## ACTIVITY
Where does "Materials" occur in the listing? Copy every line that holds it.

## DATA

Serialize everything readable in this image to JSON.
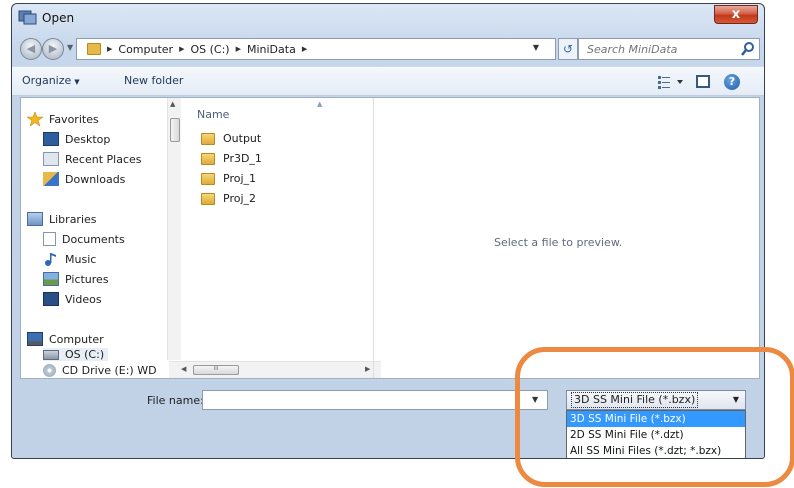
{
  "window": {
    "title": "Open",
    "close_glyph": "x"
  },
  "address": {
    "breadcrumbs": [
      "Computer",
      "OS (C:)",
      "MiniData"
    ],
    "search_placeholder": "Search MiniData"
  },
  "toolbar": {
    "organize_label": "Organize",
    "new_folder_label": "New folder",
    "help_glyph": "?"
  },
  "nav": {
    "favorites": {
      "label": "Favorites",
      "items": [
        "Desktop",
        "Recent Places",
        "Downloads"
      ]
    },
    "libraries": {
      "label": "Libraries",
      "items": [
        "Documents",
        "Music",
        "Pictures",
        "Videos"
      ]
    },
    "computer": {
      "label": "Computer",
      "items": [
        "OS (C:)",
        "CD Drive (E:) WD"
      ]
    }
  },
  "filelist": {
    "column_name": "Name",
    "items": [
      "Output",
      "Pr3D_1",
      "Proj_1",
      "Proj_2"
    ],
    "scroll_thumb_glyph": "III"
  },
  "preview": {
    "message": "Select a file to preview."
  },
  "bottom": {
    "file_name_label": "File name:",
    "file_name_value": "",
    "filter_selected": "3D SS Mini File (*.bzx)",
    "filter_options": [
      "3D SS Mini File (*.bzx)",
      "2D SS Mini File (*.dzt)",
      "All SS Mini Files (*.dzt; *.bzx)"
    ]
  },
  "colors": {
    "highlight": "#eb8a40",
    "selection": "#3399ff",
    "close_button": "#c2381a"
  }
}
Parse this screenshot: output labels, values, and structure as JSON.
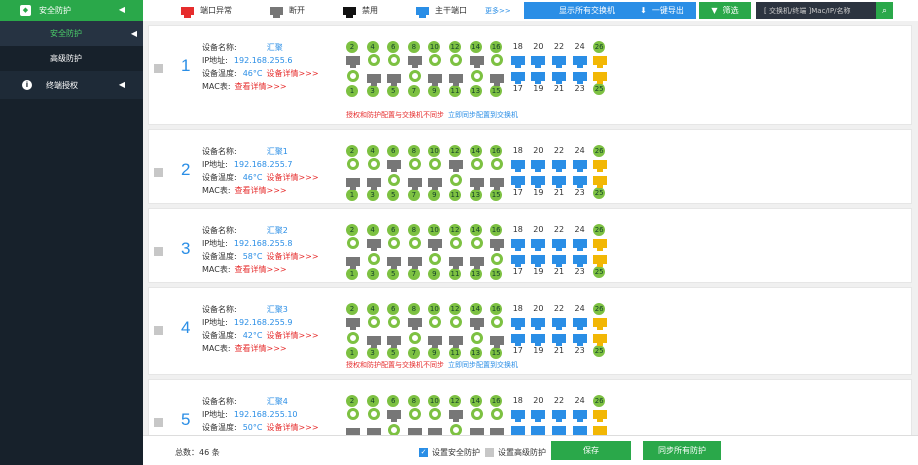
{
  "sidebar": {
    "top": {
      "label": "安全防护",
      "icon": "shield-icon"
    },
    "subs": [
      {
        "label": "安全防护"
      },
      {
        "label": "高级防护"
      }
    ],
    "main": {
      "label": "终端授权",
      "icon": "info-icon"
    }
  },
  "topbar": {
    "legend": [
      {
        "label": "端口异常",
        "color": "#e62d2d"
      },
      {
        "label": "断开",
        "color": "#777777"
      },
      {
        "label": "禁用",
        "color": "#111111"
      },
      {
        "label": "主干端口",
        "color": "#2a8ee6"
      }
    ],
    "more": "更多>>",
    "show_all": "显示所有交换机",
    "export": "一键导出",
    "filter": "筛选",
    "search_placeholder": "[ 交换机/终端 ]Mac/IP/名称"
  },
  "labels": {
    "name": "设备名称:",
    "ip": "IP地址:",
    "temp": "设备温度:",
    "mac": "MAC表:",
    "detail": "设备详情>>>",
    "view": "查看详情>>>",
    "sync_msg": "授权和防护配置与交换机不同步",
    "sync_link": "立即同步配置到交换机"
  },
  "switches": [
    {
      "num": "1",
      "name": "汇聚",
      "ip": "192.168.255.6",
      "temp": "46°C",
      "sync": true
    },
    {
      "num": "2",
      "name": "汇聚1",
      "ip": "192.168.255.7",
      "temp": "46°C",
      "sync": false
    },
    {
      "num": "3",
      "name": "汇聚2",
      "ip": "192.168.255.8",
      "temp": "58°C",
      "sync": false
    },
    {
      "num": "4",
      "name": "汇聚3",
      "ip": "192.168.255.9",
      "temp": "42°C",
      "sync": true
    },
    {
      "num": "5",
      "name": "汇聚4",
      "ip": "192.168.255.10",
      "temp": "50°C",
      "sync": false
    }
  ],
  "ports_top": [
    "2",
    "4",
    "6",
    "8",
    "10",
    "12",
    "14",
    "16",
    "18",
    "20",
    "22",
    "24",
    "26"
  ],
  "ports_bottom": [
    "1",
    "3",
    "5",
    "7",
    "9",
    "11",
    "13",
    "15",
    "17",
    "19",
    "21",
    "23",
    "25"
  ],
  "footer": {
    "total": "总数：46 条",
    "set_security": "设置安全防护",
    "set_advanced": "设置高级防护",
    "save": "保存",
    "sync_all": "同步所有防护"
  }
}
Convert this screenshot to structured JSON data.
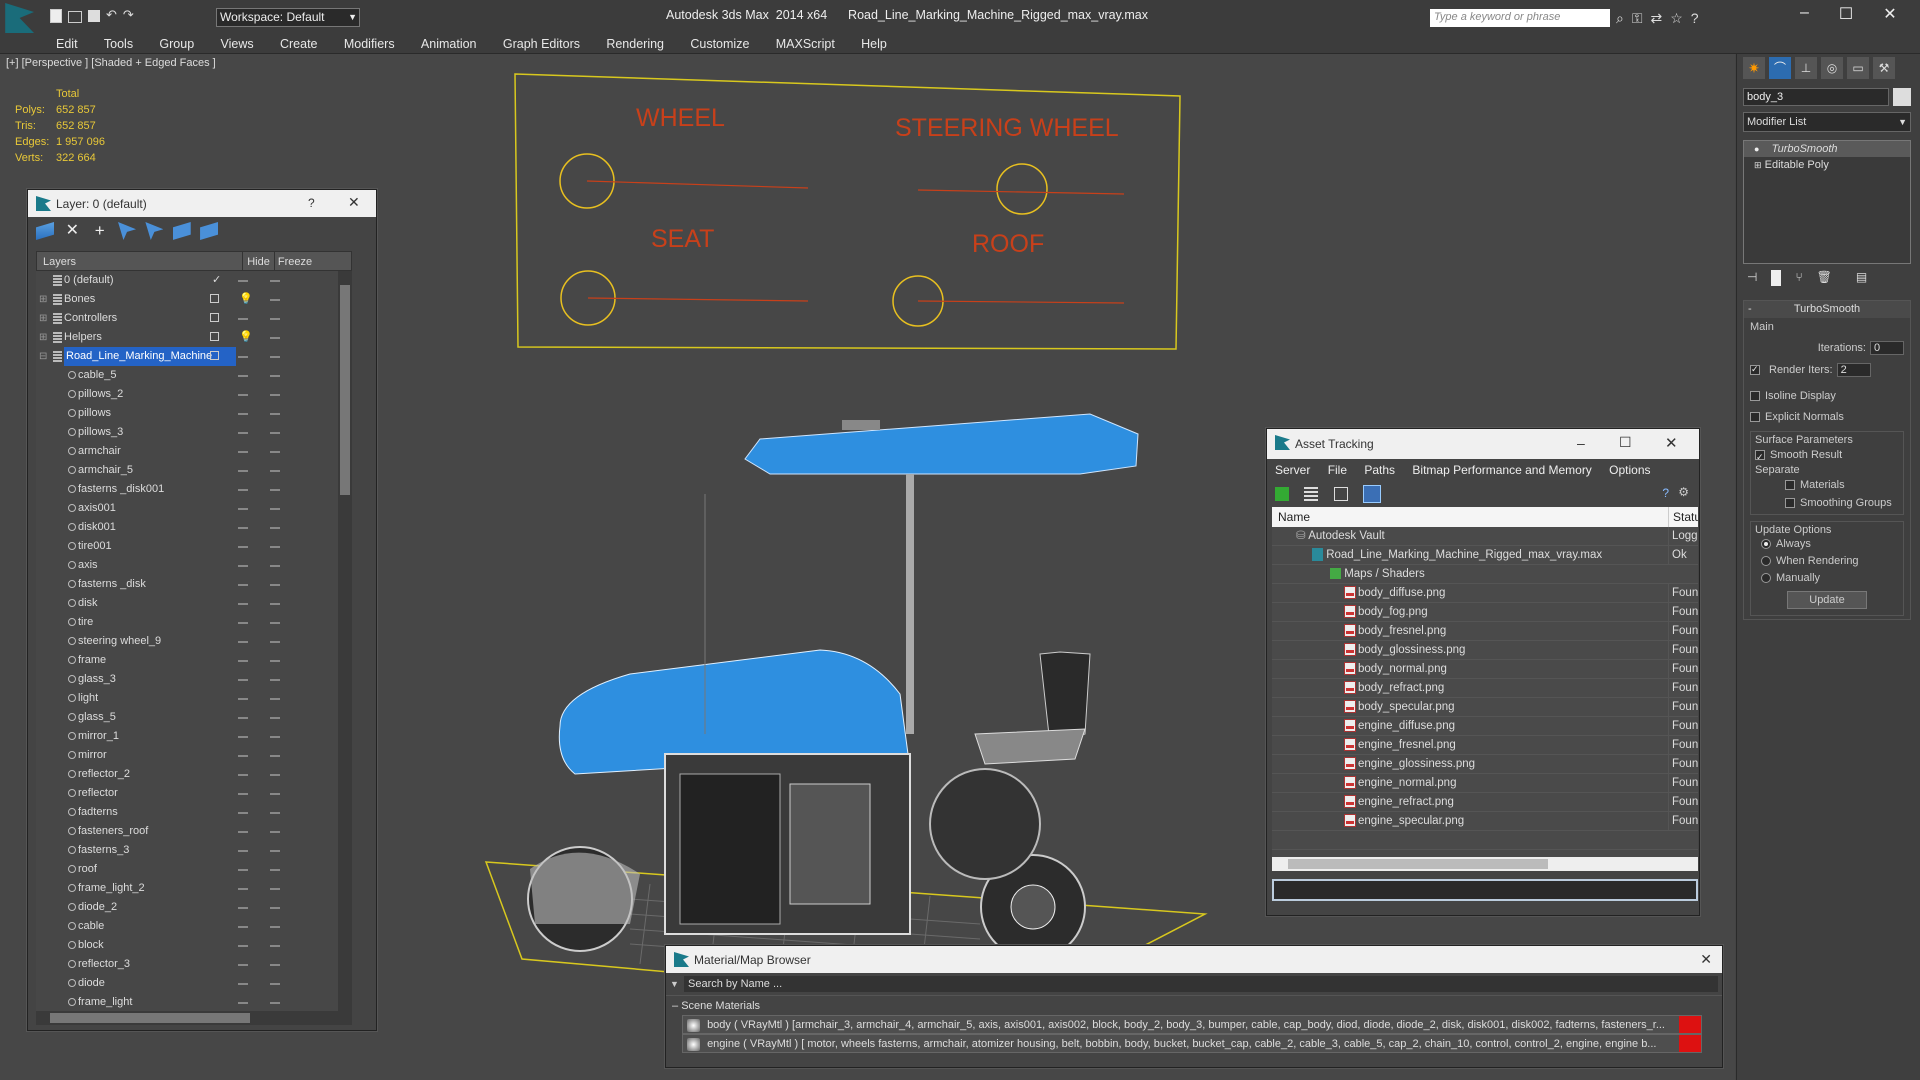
{
  "titlebar": {
    "workspace": "Workspace: Default",
    "title": "Autodesk 3ds Max  2014 x64      Road_Line_Marking_Machine_Rigged_max_vray.max",
    "search_placeholder": "Type a keyword or phrase"
  },
  "menu": [
    "Edit",
    "Tools",
    "Group",
    "Views",
    "Create",
    "Modifiers",
    "Animation",
    "Graph Editors",
    "Rendering",
    "Customize",
    "MAXScript",
    "Help"
  ],
  "viewport": {
    "label": "[+] [Perspective ] [Shaded + Edged Faces ]",
    "stats": {
      "header": "Total",
      "rows": [
        {
          "label": "Polys:",
          "value": "652 857"
        },
        {
          "label": "Tris:",
          "value": "652 857"
        },
        {
          "label": "Edges:",
          "value": "1 957 096"
        },
        {
          "label": "Verts:",
          "value": "322 664"
        }
      ]
    },
    "rig_labels": {
      "wheel": "WHEEL",
      "steering": "STEERING WHEEL",
      "seat": "SEAT",
      "roof": "ROOF"
    }
  },
  "layer_window": {
    "title": "Layer: 0 (default)",
    "help": "?",
    "columns": {
      "layers": "Layers",
      "hide": "Hide",
      "freeze": "Freeze"
    },
    "top_layers": [
      "0 (default)",
      "Bones",
      "Controllers",
      "Helpers",
      "Road_Line_Marking_Machine"
    ],
    "objects": [
      "cable_5",
      "pillows_2",
      "pillows",
      "pillows_3",
      "armchair",
      "armchair_5",
      "fasterns _disk001",
      "axis001",
      "disk001",
      "tire001",
      "axis",
      "fasterns _disk",
      "disk",
      "tire",
      "steering wheel_9",
      "frame",
      "glass_3",
      "light",
      "glass_5",
      "mirror_1",
      "mirror",
      "reflector_2",
      "reflector",
      "fadterns",
      "fasteners_roof",
      "fasterns_3",
      "roof",
      "frame_light_2",
      "diode_2",
      "cable",
      "block",
      "reflector_3",
      "diode",
      "frame_light"
    ]
  },
  "asset_tracking": {
    "title": "Asset Tracking",
    "menu": [
      "Server",
      "File",
      "Paths",
      "Bitmap Performance and Memory",
      "Options"
    ],
    "columns": {
      "name": "Name",
      "status": "Status"
    },
    "vault": {
      "name": "Autodesk Vault",
      "status": "Logged"
    },
    "file": {
      "name": "Road_Line_Marking_Machine_Rigged_max_vray.max",
      "status": "Ok"
    },
    "group": "Maps / Shaders",
    "maps": [
      "body_diffuse.png",
      "body_fog.png",
      "body_fresnel.png",
      "body_glossiness.png",
      "body_normal.png",
      "body_refract.png",
      "body_specular.png",
      "engine_diffuse.png",
      "engine_fresnel.png",
      "engine_glossiness.png",
      "engine_normal.png",
      "engine_refract.png",
      "engine_specular.png"
    ],
    "map_status": "Found"
  },
  "material_browser": {
    "title": "Material/Map Browser",
    "search_placeholder": "Search by Name ...",
    "section": "Scene Materials",
    "rows": [
      "body  ( VRayMtl ) [armchair_3, armchair_4, armchair_5, axis, axis001, axis002, block, body_2, body_3, bumper, cable, cap_body, diod, diode, diode_2, disk, disk001, disk002, fadterns, fasteners_r...",
      "engine  ( VRayMtl ) [ motor,  wheels fasterns, armchair, atomizer housing, belt, bobbin, body, bucket, bucket_cap, cable_2, cable_3, cable_5, cap_2, chain_10, control, control_2, engine, engine b..."
    ]
  },
  "command_panel": {
    "object_name": "body_3",
    "modifier_list": "Modifier List",
    "stack": [
      "TurboSmooth",
      "Editable Poly"
    ],
    "rollout": "TurboSmooth",
    "main": "Main",
    "iterations_label": "Iterations:",
    "iterations": "0",
    "render_iters_label": "Render Iters:",
    "render_iters": "2",
    "isoline": "Isoline Display",
    "explicit": "Explicit Normals",
    "surface": "Surface Parameters",
    "smooth_result": "Smooth Result",
    "separate": "Separate",
    "materials": "Materials",
    "smoothing_groups": "Smoothing Groups",
    "update_options": "Update Options",
    "always": "Always",
    "when_rendering": "When Rendering",
    "manually": "Manually",
    "update": "Update"
  },
  "colors": {
    "accent": "#1e6fd9",
    "rig": "#c8401a",
    "frame": "#d8c81e",
    "mesh": "#2e8fe0"
  }
}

## RESPONSE
    "section": "Scene Materials",
    "materials": "Materials",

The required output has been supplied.